Beth Bassima Bakkar



The objective of this pilot study was to explore the achieved challenges in the applied pedagogy practices of the English literature majors that are delivered in the English Medium of Instruction (EMI) in the context of the English foreign language (EFL) students at various Lebanese Universities.  Understanding the challenges instructors are experiencing through the implementation of the English literature course work is the central focus of the study. The study aimed to highlight the practiced delivery of the academic literature course content framework in the EMI and the setbacks this was having on the university instructors attempting to successfully achieve the specified disciplinary objectives within the designated time frame and in students acquiring the course content in its entirety as is experienced when applied in the English language.  The study highlights the importance of students’ language proficiency needed to achieve the internationalized course contents objectives. English language proficiency is a lead predictor for EFL students in achieving an internationalized accredited academic certificate, which will enable them to seek global career options. Furthermore, the study acknowledges that students’ language wants and skill needs should not be neglected as they are also definite predictors of a successfully acquired program in teaching and learning.  Supplementary findings from the study’s questionnaire reveal that university admission can not assume students have the required skills needed to study the academic literature course work upon registration and that it is the University’s responsibility to ensure a contusive learning atmosphere for non-English speaking students who are studying English literature in the EMI. The data further suggests that students need to have an A-level proficiency in the English language academic to ensure the taught literature course content is received in its totality, par with other internationalized literature programs.  Moreover, the study encourages the need to explore current global universities in non-Anglo countries to examine how they may have successfully reformed their major literature courses delivered in EMI to EFL students.
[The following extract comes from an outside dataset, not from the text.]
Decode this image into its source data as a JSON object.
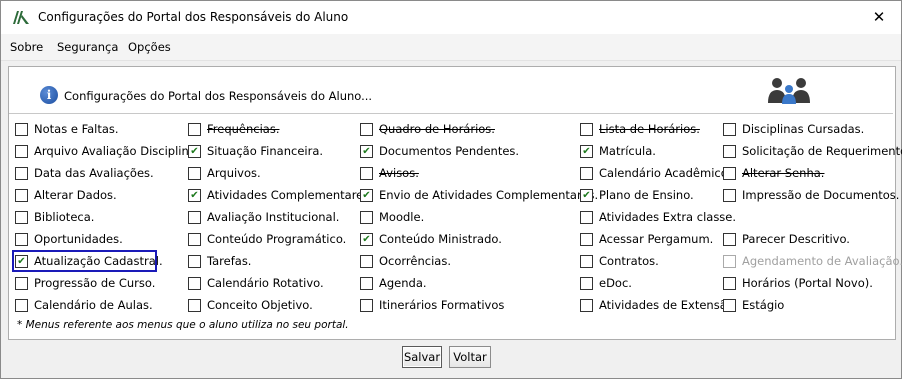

Keywords: English foreign language, English second language, English foreign language curriculum, English as medium of instruction, International Curriculum, Middle-East and North African Regions.